Many then must go through an additional course of paperwork through the Gilead Co-Pay Assistance program -- not at all recommended for the faint-hearted.
Finally, if you obtain the medicine at a reasonable cost, you then have the added thrill of either dealing with your friends' and community's judgments, or staying completely in the closet. Many on my PrEP Facts Facebook page have lamented the disapproving shame and ignorant rage they have encountered upon disclosing their decision to use PrEP to others.
The stigma against those who use PrEP is palpable and present. It is obvious in the name-calling of "Truvada Whore," (which has since been taken back as a label of empowerment and solidarity amongst PrEP users). It is less obviously in the disapproving looks, the dismissals as "promiscuous," and the rejection from potential dates that some people receive upon disclosing. These reactions, dear reader, are not for the spineless or thin-skinned.
"You're taking a drug that is poison to you."
One generally thinks of "poison" as something that kills, tarnishes, or seriously damages. That certainly has not been the case with use of Truvada as PrEP. Side effects are rare and have all been reversible. As a matter of fact, on the same morning Kramer's words were publicized, so was a study that demonstrated there has been no irreversible kidney damage from using Truvada as PrEP.
Most people who use Truvada as PrEP experience no side effects whatsoever. One could say that you need rocks in your head to dismiss an effective prevention strategy as "poison" when there is no evidence to support that.
"It has lessened your energy to fight, to get involved, to do anything."
Clearly Kramer hasn't gotten out lately. My PrEP-O-Licous! event in New York City had over one hundred attendants last February (in a snowstorm, no less). Two weeks ago, even more people packed into a room at GMHC to attend the first of four "PrEP Rally" events. There are more people getting involved every day through social media and local organizations to help the education and implementation of PrEP.
If anything, using PrEP has reinvigorated my own activism that had become relatively lackadaisical by the 2000s. In reaction to the organizational apathy that typified the gay community's response to PrEP, I created a Facebook group that would allow anyone anywhere in the world to have access to the science, research, data, and opinions about PrEP. Over 2700 individuals have joined the group since July 2013.
One can look through the recent debates and read that people's energy is hardly passive, sedentary, or alienated. On the contrary, I see more involvement, engagement, and fiery passion about PrEP than any other medical issue in the past decade.
Clearly, using PrEP doesn't make anyone dumb, cowardly, or apathetic.
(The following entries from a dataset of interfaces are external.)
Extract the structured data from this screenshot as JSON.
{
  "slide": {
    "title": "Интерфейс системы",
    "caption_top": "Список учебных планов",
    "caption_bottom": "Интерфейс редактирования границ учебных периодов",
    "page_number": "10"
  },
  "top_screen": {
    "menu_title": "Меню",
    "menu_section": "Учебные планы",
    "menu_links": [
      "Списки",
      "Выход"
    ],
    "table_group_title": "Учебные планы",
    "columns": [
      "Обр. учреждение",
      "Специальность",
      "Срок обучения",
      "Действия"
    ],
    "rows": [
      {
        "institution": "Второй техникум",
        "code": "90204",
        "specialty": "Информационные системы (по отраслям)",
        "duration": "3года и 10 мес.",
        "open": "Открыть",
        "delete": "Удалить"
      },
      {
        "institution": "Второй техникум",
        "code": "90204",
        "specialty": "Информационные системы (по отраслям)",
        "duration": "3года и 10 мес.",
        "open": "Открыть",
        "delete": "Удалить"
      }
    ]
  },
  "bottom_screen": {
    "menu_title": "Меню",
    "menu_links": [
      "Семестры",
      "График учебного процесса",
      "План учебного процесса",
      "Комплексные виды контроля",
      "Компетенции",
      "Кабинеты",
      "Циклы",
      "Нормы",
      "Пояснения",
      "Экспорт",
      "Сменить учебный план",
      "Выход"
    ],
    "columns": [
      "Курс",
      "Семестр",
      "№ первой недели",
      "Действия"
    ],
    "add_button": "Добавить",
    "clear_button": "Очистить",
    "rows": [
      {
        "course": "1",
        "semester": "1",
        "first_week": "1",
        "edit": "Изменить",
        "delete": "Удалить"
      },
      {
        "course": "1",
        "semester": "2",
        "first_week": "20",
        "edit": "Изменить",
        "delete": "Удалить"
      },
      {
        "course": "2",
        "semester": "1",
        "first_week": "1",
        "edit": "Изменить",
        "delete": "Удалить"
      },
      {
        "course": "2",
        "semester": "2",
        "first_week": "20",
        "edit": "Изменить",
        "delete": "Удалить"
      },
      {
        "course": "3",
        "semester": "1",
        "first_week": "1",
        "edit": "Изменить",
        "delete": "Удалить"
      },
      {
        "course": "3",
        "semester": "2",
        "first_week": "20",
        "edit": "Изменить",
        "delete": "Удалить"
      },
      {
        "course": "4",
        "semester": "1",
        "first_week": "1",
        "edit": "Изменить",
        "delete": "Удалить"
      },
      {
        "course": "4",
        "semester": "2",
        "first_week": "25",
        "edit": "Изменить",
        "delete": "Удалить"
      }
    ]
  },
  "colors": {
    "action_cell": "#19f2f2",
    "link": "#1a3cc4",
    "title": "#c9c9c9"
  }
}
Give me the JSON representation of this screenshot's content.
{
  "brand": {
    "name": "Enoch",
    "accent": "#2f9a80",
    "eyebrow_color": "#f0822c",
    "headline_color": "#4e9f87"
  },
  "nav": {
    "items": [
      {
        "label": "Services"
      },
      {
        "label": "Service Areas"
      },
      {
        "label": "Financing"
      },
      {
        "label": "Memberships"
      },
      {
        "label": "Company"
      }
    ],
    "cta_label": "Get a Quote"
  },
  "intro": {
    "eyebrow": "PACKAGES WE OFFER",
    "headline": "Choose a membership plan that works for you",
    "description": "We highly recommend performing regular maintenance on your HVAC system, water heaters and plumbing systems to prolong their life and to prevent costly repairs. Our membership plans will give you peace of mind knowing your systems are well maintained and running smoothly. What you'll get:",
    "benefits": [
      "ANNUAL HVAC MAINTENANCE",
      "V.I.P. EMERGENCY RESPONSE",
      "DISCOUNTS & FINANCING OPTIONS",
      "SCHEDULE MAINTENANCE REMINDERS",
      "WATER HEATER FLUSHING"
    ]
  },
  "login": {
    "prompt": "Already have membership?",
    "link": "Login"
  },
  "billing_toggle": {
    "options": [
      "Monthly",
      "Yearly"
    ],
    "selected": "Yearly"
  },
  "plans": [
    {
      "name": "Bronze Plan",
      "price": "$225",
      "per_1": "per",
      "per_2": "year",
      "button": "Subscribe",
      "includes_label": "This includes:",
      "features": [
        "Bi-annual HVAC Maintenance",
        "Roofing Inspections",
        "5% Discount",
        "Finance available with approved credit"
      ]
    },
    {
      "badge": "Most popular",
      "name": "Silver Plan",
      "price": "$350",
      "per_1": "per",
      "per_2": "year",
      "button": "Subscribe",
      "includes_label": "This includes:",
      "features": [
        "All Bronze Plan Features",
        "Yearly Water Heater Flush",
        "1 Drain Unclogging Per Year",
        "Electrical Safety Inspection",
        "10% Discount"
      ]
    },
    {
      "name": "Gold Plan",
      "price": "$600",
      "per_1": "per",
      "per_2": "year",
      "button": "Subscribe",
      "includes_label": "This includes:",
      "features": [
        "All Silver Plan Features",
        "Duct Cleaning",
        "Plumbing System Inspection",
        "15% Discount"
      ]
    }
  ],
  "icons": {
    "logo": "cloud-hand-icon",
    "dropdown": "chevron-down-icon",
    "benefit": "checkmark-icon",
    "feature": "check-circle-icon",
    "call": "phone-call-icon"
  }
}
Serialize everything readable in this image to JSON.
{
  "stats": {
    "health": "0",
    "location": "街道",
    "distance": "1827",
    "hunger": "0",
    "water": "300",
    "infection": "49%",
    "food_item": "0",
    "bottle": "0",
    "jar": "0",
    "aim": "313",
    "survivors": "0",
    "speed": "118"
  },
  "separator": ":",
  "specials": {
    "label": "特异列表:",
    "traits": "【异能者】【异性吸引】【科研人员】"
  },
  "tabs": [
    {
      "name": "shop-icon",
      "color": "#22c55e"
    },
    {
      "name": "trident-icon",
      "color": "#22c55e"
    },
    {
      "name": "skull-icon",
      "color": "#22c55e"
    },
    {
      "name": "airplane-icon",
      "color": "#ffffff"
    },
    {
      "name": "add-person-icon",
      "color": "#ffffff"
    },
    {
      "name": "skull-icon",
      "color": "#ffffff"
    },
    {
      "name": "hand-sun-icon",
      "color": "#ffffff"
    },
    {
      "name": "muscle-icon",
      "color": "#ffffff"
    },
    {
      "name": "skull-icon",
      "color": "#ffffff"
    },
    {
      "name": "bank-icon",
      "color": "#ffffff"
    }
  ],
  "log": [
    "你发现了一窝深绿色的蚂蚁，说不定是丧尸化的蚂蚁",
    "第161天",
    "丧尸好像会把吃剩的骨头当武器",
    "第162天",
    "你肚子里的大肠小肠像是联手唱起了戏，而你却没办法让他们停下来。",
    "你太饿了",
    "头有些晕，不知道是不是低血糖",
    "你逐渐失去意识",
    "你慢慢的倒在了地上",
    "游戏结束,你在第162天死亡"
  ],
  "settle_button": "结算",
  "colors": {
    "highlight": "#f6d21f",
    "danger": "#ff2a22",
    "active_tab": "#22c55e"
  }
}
PrEP has awakened and electrified a passionate, intelligent, and spirited fight amongst activists, medical professionals, healthcare providers, and social leaders that calls upon consumers of PrEP to become educators, advocates, and at times, peacekeepers.
Perhaps in time Kramer will find a way to recognize the efforts of those who have become more engaged in their communities because of PrEP, and the thousands who are working to change the minds and "normal hearts" of people like him.